Ico & Shadow of the Colossus Bonus Content Announced

2. Shadow of the Colossus
There are few video game achievements out there that topple toppling Shadow of the Colossus’ 16 colossi. Figuring out a way to mount these tremendous, always-moving enemies requires a combination of intelligence and many, many trial-and-error attempts. But like designer Fumito Ueda’s other PS2 game, Ico, you’re doing it in the name of a girl, so that’s a pretty good reason to slay the any impossible-looking beast made of stone in our book. Like the giant colossi, we too have a weakness: video games that make us think, which is why Shadow of the Colossus worked its way up #9 on our top video games of all time list.

Tetris
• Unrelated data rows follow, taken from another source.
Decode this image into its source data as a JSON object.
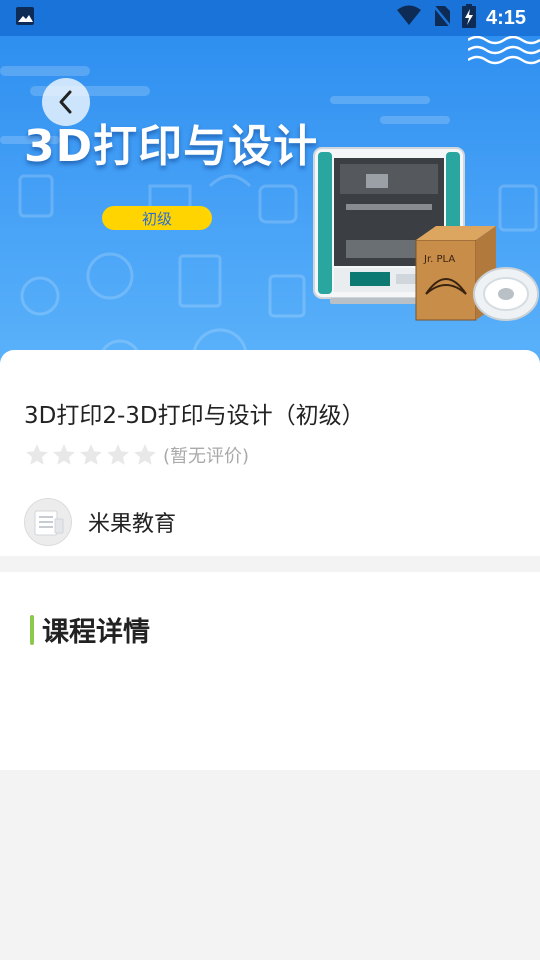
{
  "status_bar": {
    "time": "4:15",
    "icons": [
      "image-icon",
      "wifi-icon",
      "no-sim-icon",
      "battery-charging-icon"
    ]
  },
  "banner": {
    "title": "3D打印与设计",
    "level_badge": "初级",
    "product_box_label": "Jr. PLA"
  },
  "course": {
    "title": "3D打印2-3D打印与设计（初级）",
    "rating_text": "(暂无评价)",
    "stars": 5,
    "rating_value": 0
  },
  "provider": {
    "name": "米果教育"
  },
  "details": {
    "title": "课程详情"
  },
  "colors": {
    "status_bar": "#1a73d9",
    "banner": "#3a98f3",
    "badge": "#ffd400",
    "accent": "#8cc84b"
  }
}
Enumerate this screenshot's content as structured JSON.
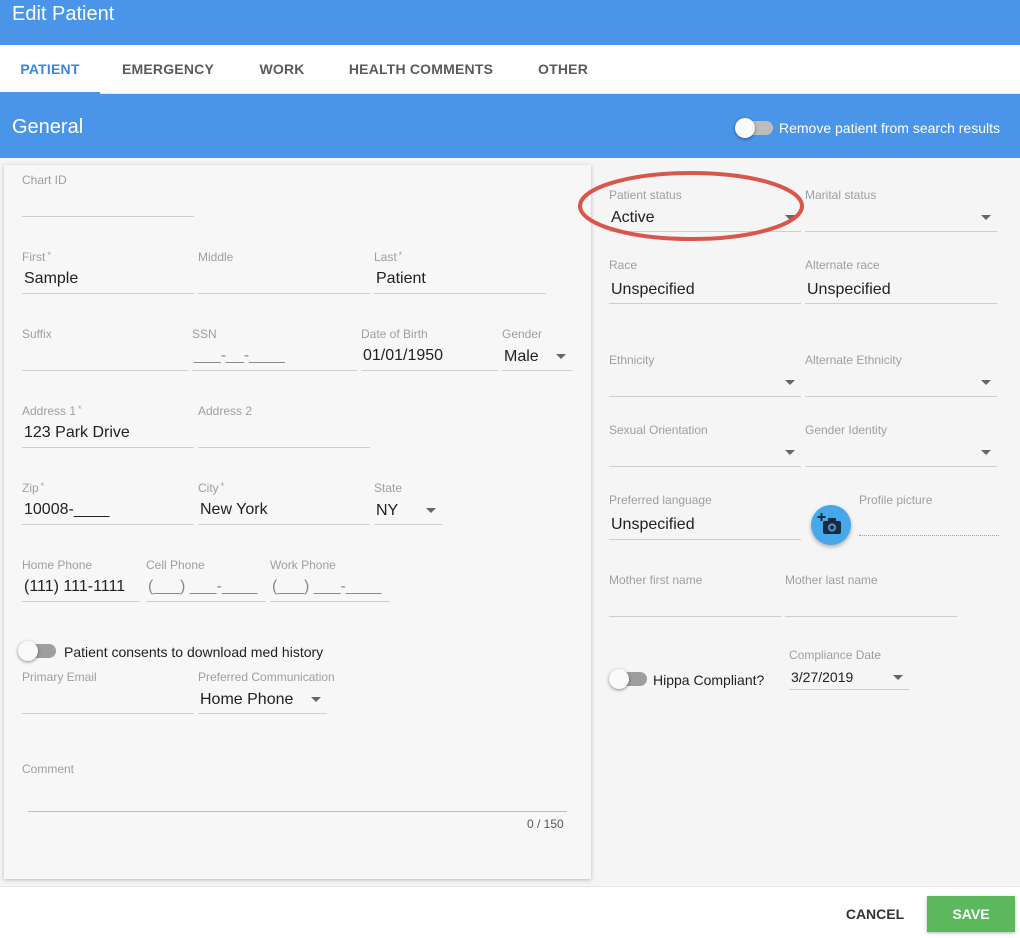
{
  "window": {
    "title": "Edit Patient"
  },
  "tabs": [
    {
      "label": "PATIENT",
      "active": true
    },
    {
      "label": "EMERGENCY",
      "active": false
    },
    {
      "label": "WORK",
      "active": false
    },
    {
      "label": "HEALTH COMMENTS",
      "active": false
    },
    {
      "label": "OTHER",
      "active": false
    }
  ],
  "section": {
    "title": "General",
    "remove_toggle_label": "Remove patient from search results"
  },
  "form": {
    "chart_id": {
      "label": "Chart ID",
      "value": ""
    },
    "first": {
      "label": "First",
      "required": "*",
      "value": "Sample"
    },
    "middle": {
      "label": "Middle",
      "value": ""
    },
    "last": {
      "label": "Last",
      "required": "*",
      "value": "Patient"
    },
    "suffix": {
      "label": "Suffix",
      "value": ""
    },
    "ssn": {
      "label": "SSN",
      "placeholder": "___-__-____"
    },
    "dob": {
      "label": "Date of Birth",
      "value": "01/01/1950"
    },
    "gender": {
      "label": "Gender",
      "value": "Male"
    },
    "address1": {
      "label": "Address 1",
      "required": "*",
      "value": "123 Park Drive"
    },
    "address2": {
      "label": "Address 2",
      "value": ""
    },
    "zip": {
      "label": "Zip",
      "required": "*",
      "value": "10008-____"
    },
    "city": {
      "label": "City",
      "required": "*",
      "value": "New York"
    },
    "state": {
      "label": "State",
      "value": "NY"
    },
    "home_phone": {
      "label": "Home Phone",
      "value": "(111) 111-1111"
    },
    "cell_phone": {
      "label": "Cell Phone",
      "placeholder": "(___) ___-____"
    },
    "work_phone": {
      "label": "Work Phone",
      "placeholder": "(___) ___-____"
    },
    "consent_toggle_label": "Patient consents to download med history",
    "primary_email": {
      "label": "Primary Email",
      "value": ""
    },
    "preferred_communication": {
      "label": "Preferred Communication",
      "value": "Home Phone"
    },
    "comment": {
      "label": "Comment",
      "value": "",
      "counter": "0 / 150"
    }
  },
  "right": {
    "patient_status": {
      "label": "Patient status",
      "value": "Active"
    },
    "marital_status": {
      "label": "Marital status",
      "value": ""
    },
    "race": {
      "label": "Race",
      "value": "Unspecified"
    },
    "alternate_race": {
      "label": "Alternate race",
      "value": "Unspecified"
    },
    "ethnicity": {
      "label": "Ethnicity",
      "value": ""
    },
    "alternate_ethnicity": {
      "label": "Alternate Ethnicity",
      "value": ""
    },
    "sexual_orientation": {
      "label": "Sexual Orientation",
      "value": ""
    },
    "gender_identity": {
      "label": "Gender Identity",
      "value": ""
    },
    "preferred_language": {
      "label": "Preferred language",
      "value": "Unspecified"
    },
    "profile_picture": {
      "label": "Profile picture"
    },
    "mother_first": {
      "label": "Mother first name",
      "value": ""
    },
    "mother_last": {
      "label": "Mother last name",
      "value": ""
    },
    "hippa_toggle_label": "Hippa Compliant?",
    "compliance_date": {
      "label": "Compliance Date",
      "value": "3/27/2019"
    }
  },
  "footer": {
    "cancel_label": "CANCEL",
    "save_label": "SAVE"
  },
  "colors": {
    "header": "#4a95e8",
    "save": "#5cb85c",
    "annotation": "#d9574a",
    "camera": "#46a7ea"
  },
  "icons": {
    "camera": "add-photo-icon",
    "dropdown": "caret-down-icon"
  }
}
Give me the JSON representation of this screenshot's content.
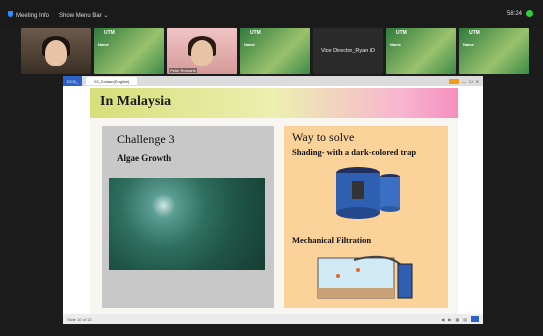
{
  "meeting": {
    "info_label": "Meeting Info",
    "menu_bar_label": "Show Menu Bar",
    "timer": "58:24"
  },
  "participants": [
    {
      "name": "",
      "type": "person"
    },
    {
      "name": "",
      "type": "poster",
      "poster_text": "Name"
    },
    {
      "name": "Peter Romanti",
      "type": "person-pink"
    },
    {
      "name": "",
      "type": "poster",
      "poster_text": "Name"
    },
    {
      "name": "Vice Director_Ryan iD",
      "type": "dark"
    },
    {
      "name": "",
      "type": "poster",
      "poster_text": "Name"
    },
    {
      "name": "",
      "type": "poster",
      "poster_text": "Name"
    }
  ],
  "poster_badge": "UTM",
  "window": {
    "tab_label": "03_Dulaan(English)",
    "left_tab": "DCG_"
  },
  "slide": {
    "banner_title": "In Malaysia",
    "left": {
      "heading": "Challenge 3",
      "subheading": "Algae Growth"
    },
    "right": {
      "heading": "Way to solve",
      "item1": "Shading- with a dark-colored trap",
      "item2": "Mechanical Filtration"
    }
  },
  "footer": {
    "slide_info": "Slide 10 of 13"
  },
  "colors": {
    "banner_start": "#d6df7a",
    "banner_end": "#f58fbe",
    "left_card": "#c8c8c8",
    "right_card": "#fbd29a",
    "accent": "#2d63c8",
    "record": "#2ecc40"
  }
}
1. Tetris
Tetris is our time-tested proof that video games can increase brain activity. Its 28-year history has seen numerous studies that indicate the game’s piece-manipulating, line-clearing gameplay leads to the thickening in the cortex and changes in brain efficiency. In other words, figuring out how to save that long piece to masterfully clear four lines simultaneously is going to do wonders for your body’s internal RAM. Connecting the right lines couldn’t be easier, as Tetris is available on just about every platform ever created, including Facebook and Internet-connected TVs. Our favorite, though, is last year’s PS3 version delivered via PSN. Modes like Shared, Team Battle, and Worldwide Online are accompanied by 1080p graphics and 5.1 Dolby Sound, which seems unnecessary until you hear that brain-stimulating Russian music. Of all the brainiac games, Tetris scored highest in G4TV’s video games of all time at #5.
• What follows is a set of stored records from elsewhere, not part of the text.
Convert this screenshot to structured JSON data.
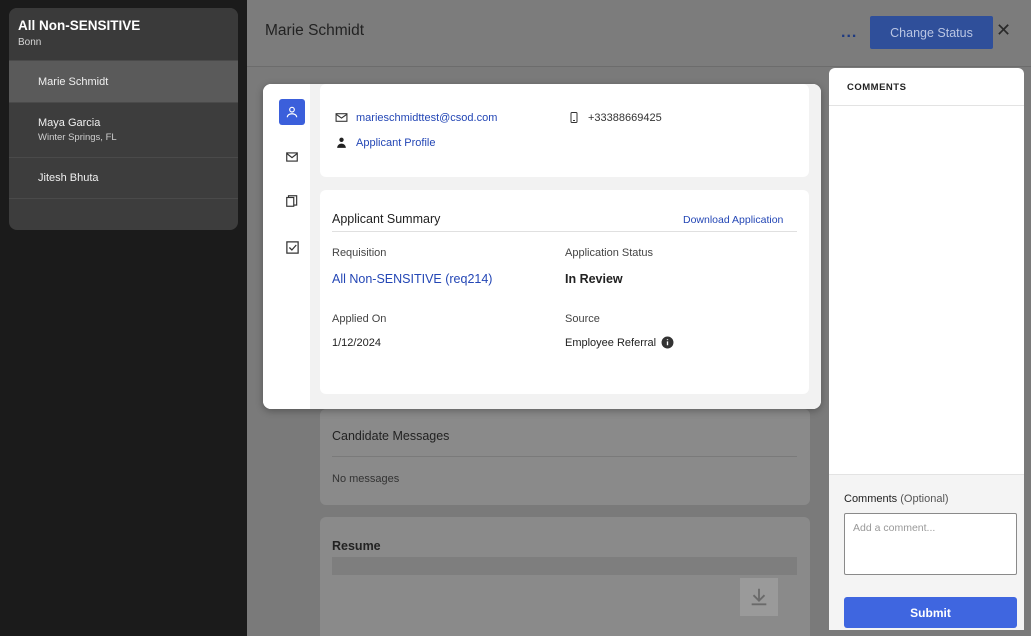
{
  "sidebar": {
    "requisition_title": "All Non-SENSITIVE",
    "location": "Bonn",
    "candidates": [
      {
        "name": "Marie Schmidt",
        "sub": ""
      },
      {
        "name": "Maya Garcia",
        "sub": "Winter Springs, FL"
      },
      {
        "name": "Jitesh Bhuta",
        "sub": ""
      }
    ]
  },
  "header": {
    "title": "Marie Schmidt",
    "more": "...",
    "change_status": "Change Status",
    "close": "✕"
  },
  "contact": {
    "email": "marieschmidttest@csod.com",
    "phone": "+33388669425",
    "profile_link": "Applicant Profile"
  },
  "summary": {
    "title": "Applicant Summary",
    "download": "Download Application",
    "requisition_label": "Requisition",
    "requisition_value": "All Non-SENSITIVE (req214)",
    "status_label": "Application Status",
    "status_value": "In Review",
    "applied_label": "Applied On",
    "applied_value": "1/12/2024",
    "source_label": "Source",
    "source_value": "Employee Referral"
  },
  "background": {
    "messages_title": "Candidate Messages",
    "messages_empty": "No messages",
    "resume_title": "Resume"
  },
  "comments": {
    "title": "COMMENTS",
    "label": "Comments",
    "optional": "(Optional)",
    "placeholder": "Add a comment...",
    "submit": "Submit"
  }
}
Video Games That Make You Smarter -- A Dozen Games To Get You Ready To Go Back To School
http://www.g4tv.com/thefeed/blog/post/727438/video-games-that-make-you-smarter-a-dozen-games-to-get-you-ready-to-go-back-to-school/
http://cache.g4tv.com/ImageDb3/309305_S/smarter.jpg
BlogThread_727438

ADVERTISEMENT

Blog Tags

g4tv.com
  • International Sexy Ladies Show: Messy Cat Fight

    Posted: January 27, 2010

    644,696 Views | 00:49

  • Sara Underwood's Naked Bike Ride

    Posted: June 22, 2011

    1,316,284 Views | 05:20

  • Laser Snake Robots, More Mars Rovers and BigDog Is Back

    Posted: September 25, 2012

    1,290 Views | 03:00

  • NBA 2K13 Launch Trailer

    Posted: October 4, 2012

    5,601 Views | 01:53

  • Casual Vomiting - Web Soup Investigates

    Posted: March 30, 2011

    7,570 Views | 02:52

AdChoices